I was presented with a number of options but it was clear from the questions I was being asked that I was being driven down a well-worn path towards the payment of a fat fee to them in return for some 'credits' that I could sell back to some other people at a later date. Oh, and my mum's timeshare would be taken off our hands as part of this process.

It was all presented in a very believable way and it's easy to see why people would go ahead and sign up on the day.
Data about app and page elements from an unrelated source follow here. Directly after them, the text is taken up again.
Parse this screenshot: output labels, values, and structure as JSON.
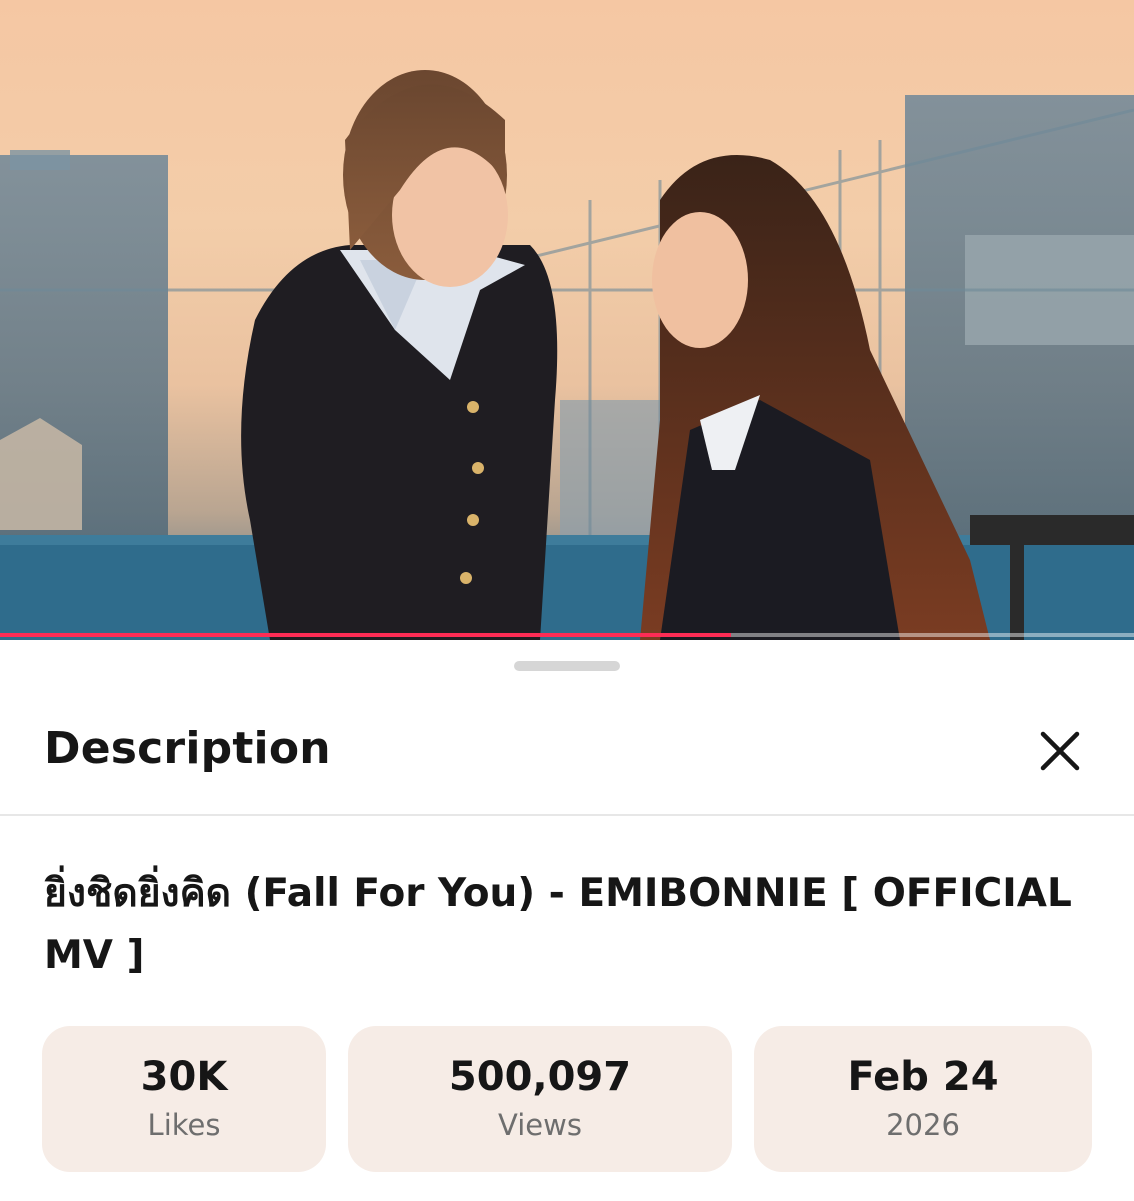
{
  "video": {
    "thumbnail_icon": "music-video-still",
    "progress_fraction": 0.645,
    "progress_color": "#fe2c55"
  },
  "sheet": {
    "title": "Description",
    "close_icon": "close-icon",
    "video_title": "ยิ่งชิดยิ่งคิด (Fall For You) - EMIBONNIE [ OFFICIAL MV ]"
  },
  "stats": [
    {
      "value": "30K",
      "label": "Likes"
    },
    {
      "value": "500,097",
      "label": "Views"
    },
    {
      "value": "Feb 24",
      "label": "2026"
    }
  ],
  "colors": {
    "stat_bg": "#f6ece6",
    "accent": "#fe2c55"
  }
}
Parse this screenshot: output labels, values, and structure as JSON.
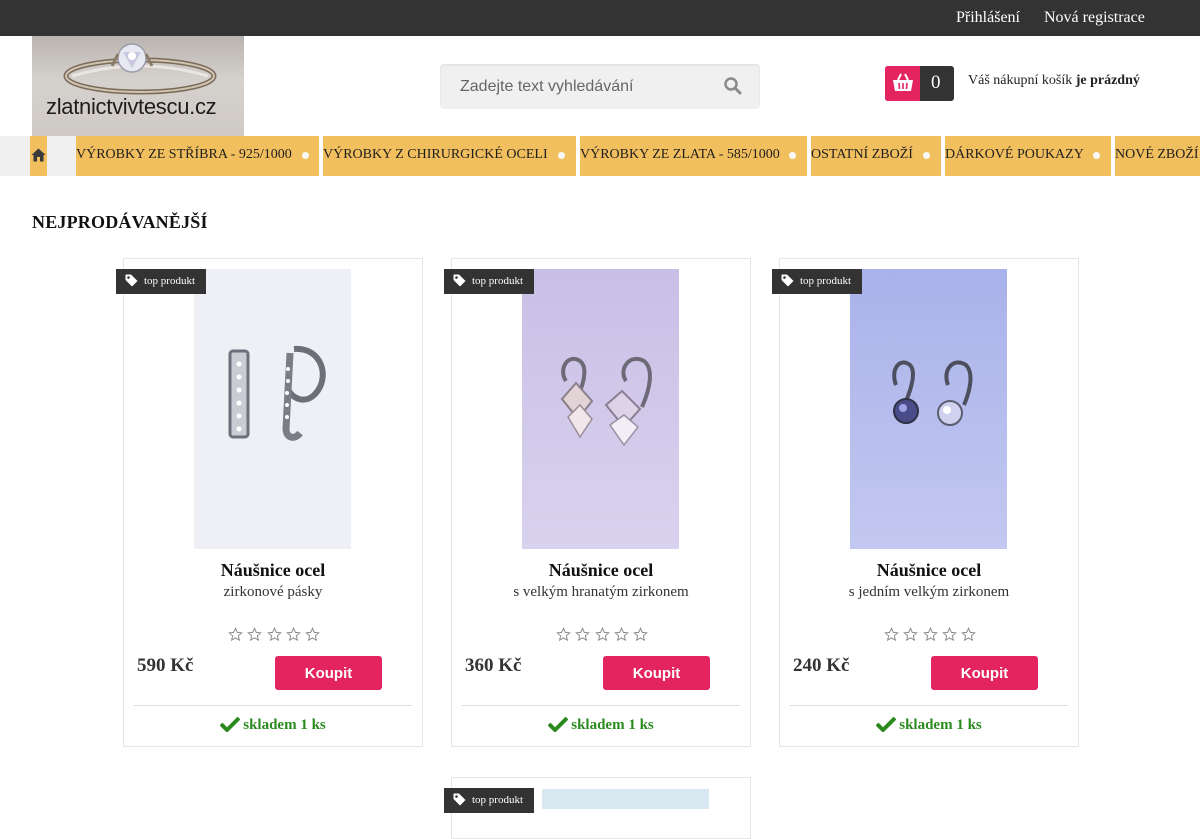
{
  "header": {
    "login_label": "Přihlášení",
    "register_label": "Nová registrace",
    "logo_text": "zlatnictvivtescu.cz",
    "search_placeholder": "Zadejte text vyhledávání",
    "search_icon": "search-icon",
    "cart": {
      "count": "0",
      "text_prefix": "Váš nákupní košík",
      "text_state": "je prázdný",
      "icon": "basket-icon",
      "accent_color": "#e3245f"
    }
  },
  "nav": {
    "home_icon": "home-icon",
    "items": [
      {
        "label": "VÝROBKY ZE STŘÍBRA - 925/1000"
      },
      {
        "label": "VÝROBKY Z CHIRURGICKÉ OCELI"
      },
      {
        "label": "VÝROBKY ZE ZLATA - 585/1000"
      },
      {
        "label": "OSTATNÍ ZBOŽÍ"
      },
      {
        "label": "DÁRKOVÉ POUKAZY"
      },
      {
        "label": "NOVÉ ZBOŽÍ"
      }
    ],
    "background_color": "#f2bf5e"
  },
  "main": {
    "section_title": "NEJPRODÁVANĚJŠÍ",
    "products": [
      {
        "badge": "top produkt",
        "name": "Náušnice ocel",
        "description": "zirkonové pásky",
        "price": "590 Kč",
        "buy_label": "Koupit",
        "stock": "skladem 1 ks",
        "rating": 0
      },
      {
        "badge": "top produkt",
        "name": "Náušnice ocel",
        "description": "s velkým hranatým zirkonem",
        "price": "360 Kč",
        "buy_label": "Koupit",
        "stock": "skladem 1 ks",
        "rating": 0
      },
      {
        "badge": "top produkt",
        "name": "Náušnice ocel",
        "description": "s jedním velkým zirkonem",
        "price": "240 Kč",
        "buy_label": "Koupit",
        "stock": "skladem 1 ks",
        "rating": 0
      }
    ],
    "partial_product": {
      "badge": "top produkt"
    }
  },
  "colors": {
    "topbar": "#333333",
    "buy_button": "#e3245f",
    "stock_green": "#2a8a1f"
  }
}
But I would have to say that even now I'm not really sure what I was being offered.

All I know is that I was being asked to get my credit card or cheque book out on the day when I thought I was going to be given a cheque."

It was still not clear how the timeshare would be disposed of, following this series of transactions.

Specialist lawyer Stephen Boyd has nearly 300 clients and is in the process of launching a legal case against's parent company, Monster.

image captionLawyer Stephen Boyd urged caution over companies who say they can help dispose of timeshares

"My clients were told by this company that they could get rid of their timeshare, but when they went to a meeting they had to buy another product and they were promised a financial return.

"They've also found that the promised financial return never materialised and in many cases they're still liable for the maintenance fees of their timeshare."

'Small fee'

A spokesperson for Monster said: "Customers seeking advice from us about relinquishing their timeshares are informed of the options available through us and are free to choose what they consider best suits them.

"One of those options includes the purchase of a Monster Rewards Bundle, which can be redeemed against an increasingly wide range of goods and services, including travel.

"Despite requests, BBC Scotland has refused to provide us with details of specific customers who have raised issues around the service they received. We will of course fully investigate any concerns customers may raise with us.

"While we are not aware of any legal proceedings having been issued, a letter has been received from a law firm acting on behalf of a group of customers. We are investigating the matters raised in the letter and anticipate responding robustly.

"A small fee is charged for the advice given to potential customers about exiting their timeshare arrangements. This is not an advance payment for a resale.

"Legal costs are not exaggerated. Customers are given a comparison between legal representation via Monster Rewards and independent of us."

You can watch the programme BBC Scotland Investigates: The Timeshare Timebomb on BBC One Scotland at 19.30 on Monday 24 October, and for a week afterwards on the BBC iPlayer.